--- Task directions ---
Please retype the records that appear below, exactly and in full.

START Records for the task

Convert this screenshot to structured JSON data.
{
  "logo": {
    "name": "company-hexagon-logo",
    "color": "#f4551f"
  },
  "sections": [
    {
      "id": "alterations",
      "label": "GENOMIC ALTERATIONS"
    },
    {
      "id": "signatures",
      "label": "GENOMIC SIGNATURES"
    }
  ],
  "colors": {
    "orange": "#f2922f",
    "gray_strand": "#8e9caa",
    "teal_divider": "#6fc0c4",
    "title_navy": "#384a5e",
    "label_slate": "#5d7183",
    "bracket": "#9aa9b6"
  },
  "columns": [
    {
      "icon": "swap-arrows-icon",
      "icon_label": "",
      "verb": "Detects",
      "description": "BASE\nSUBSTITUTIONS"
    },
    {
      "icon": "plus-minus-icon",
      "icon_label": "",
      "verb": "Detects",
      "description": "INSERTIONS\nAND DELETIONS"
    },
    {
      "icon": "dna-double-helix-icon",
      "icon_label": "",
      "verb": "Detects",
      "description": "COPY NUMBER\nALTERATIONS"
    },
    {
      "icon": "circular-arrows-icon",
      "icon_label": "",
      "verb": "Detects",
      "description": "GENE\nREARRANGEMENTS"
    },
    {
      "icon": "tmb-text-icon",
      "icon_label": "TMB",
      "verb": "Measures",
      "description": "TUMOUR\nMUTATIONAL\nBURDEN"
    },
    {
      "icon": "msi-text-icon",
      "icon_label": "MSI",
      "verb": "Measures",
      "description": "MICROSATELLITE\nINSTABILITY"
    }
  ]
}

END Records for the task

--- Exercise output ---
Convert this screenshot to structured JSON data.
{
  "logo": {
    "name": "company-hexagon-logo",
    "color": "#f4551f"
  },
  "sections": [
    {
      "id": "alterations",
      "label": "GENOMIC ALTERATIONS"
    },
    {
      "id": "signatures",
      "label": "GENOMIC SIGNATURES"
    }
  ],
  "colors": {
    "orange": "#f2922f",
    "gray_strand": "#8e9caa",
    "teal_divider": "#6fc0c4",
    "title_navy": "#384a5e",
    "label_slate": "#5d7183",
    "bracket": "#9aa9b6"
  },
  "columns": [
    {
      "icon": "swap-arrows-icon",
      "icon_label": "",
      "verb": "Detects",
      "description": "BASE\nSUBSTITUTIONS"
    },
    {
      "icon": "plus-minus-icon",
      "icon_label": "",
      "verb": "Detects",
      "description": "INSERTIONS\nAND DELETIONS"
    },
    {
      "icon": "dna-double-helix-icon",
      "icon_label": "",
      "verb": "Detects",
      "description": "COPY NUMBER\nALTERATIONS"
    },
    {
      "icon": "circular-arrows-icon",
      "icon_label": "",
      "verb": "Detects",
      "description": "GENE\nREARRANGEMENTS"
    },
    {
      "icon": "tmb-text-icon",
      "icon_label": "TMB",
      "verb": "Measures",
      "description": "TUMOUR\nMUTATIONAL\nBURDEN"
    },
    {
      "icon": "msi-text-icon",
      "icon_label": "MSI",
      "verb": "Measures",
      "description": "MICROSATELLITE\nINSTABILITY"
    }
  ]
}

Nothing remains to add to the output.